* **GOAL OF THE EXERCISE**:
Copy the listing below exactly, but skip the pictures.

* **THE DATA**:
*** Begin section ***

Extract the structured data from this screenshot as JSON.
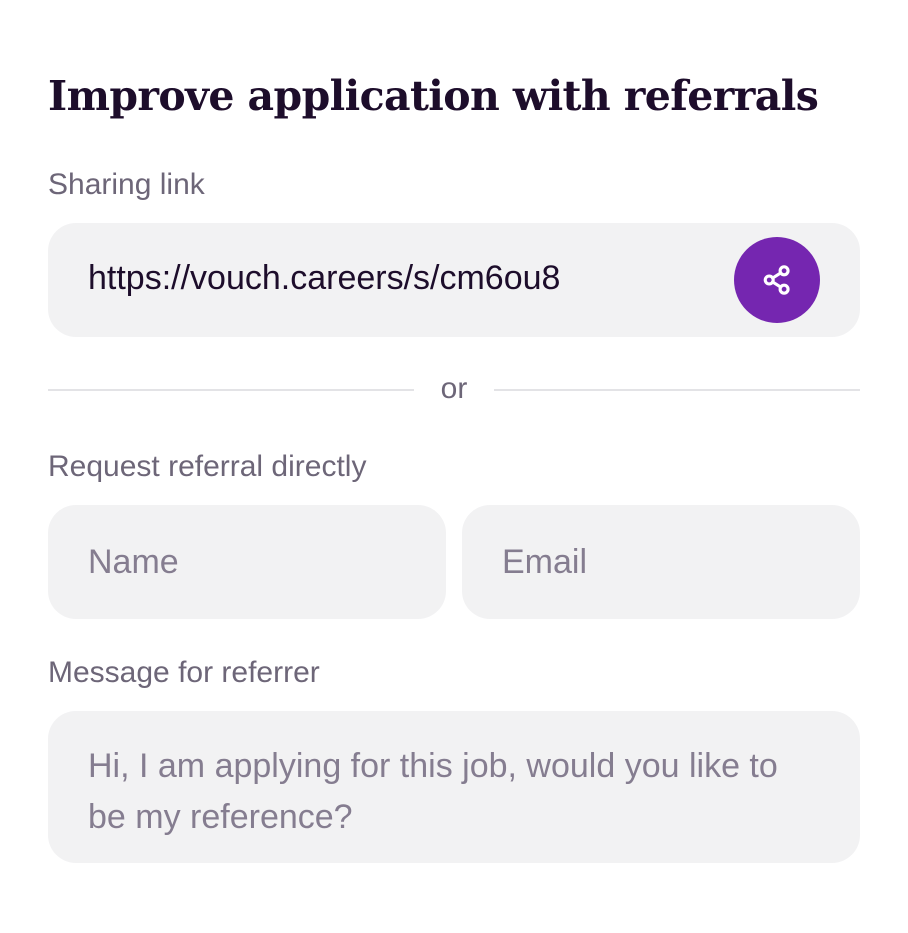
{
  "title": "Improve application with referrals",
  "sharing": {
    "label": "Sharing link",
    "url": "https://vouch.careers/s/cm6ou8",
    "share_icon": "share-icon"
  },
  "divider": {
    "text": "or"
  },
  "request": {
    "label": "Request referral directly",
    "name_placeholder": "Name",
    "email_placeholder": "Email"
  },
  "message": {
    "label": "Message for referrer",
    "placeholder": "Hi, I am applying for this job, would you like to be my reference?"
  },
  "colors": {
    "accent": "#7526b0",
    "field_background": "#f2f2f3",
    "muted_text": "#6d6678",
    "heading_text": "#1d0d2b"
  }
}
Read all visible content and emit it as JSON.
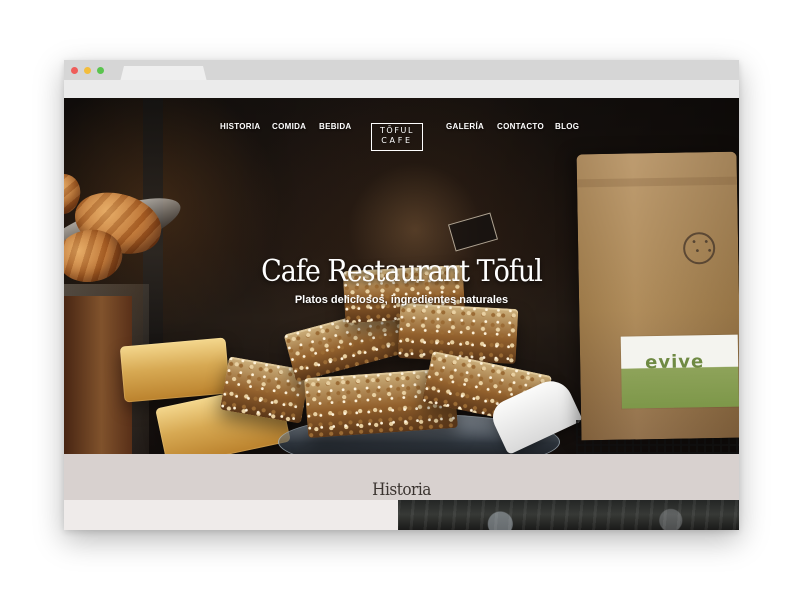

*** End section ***

* **SOLUTION**:
Extract the structured data from this screenshot as JSON.
{
  "title": "Improve application with referrals",
  "sharing": {
    "label": "Sharing link",
    "url": "https://vouch.careers/s/cm6ou8",
    "share_icon": "share-icon"
  },
  "divider": {
    "text": "or"
  },
  "request": {
    "label": "Request referral directly",
    "name_placeholder": "Name",
    "email_placeholder": "Email"
  },
  "message": {
    "label": "Message for referrer",
    "placeholder": "Hi, I am applying for this job, would you like to be my reference?"
  },
  "colors": {
    "accent": "#7526b0",
    "field_background": "#f2f2f3",
    "muted_text": "#6d6678",
    "heading_text": "#1d0d2b"
  }
}
Read all visible content and emit it as JSON.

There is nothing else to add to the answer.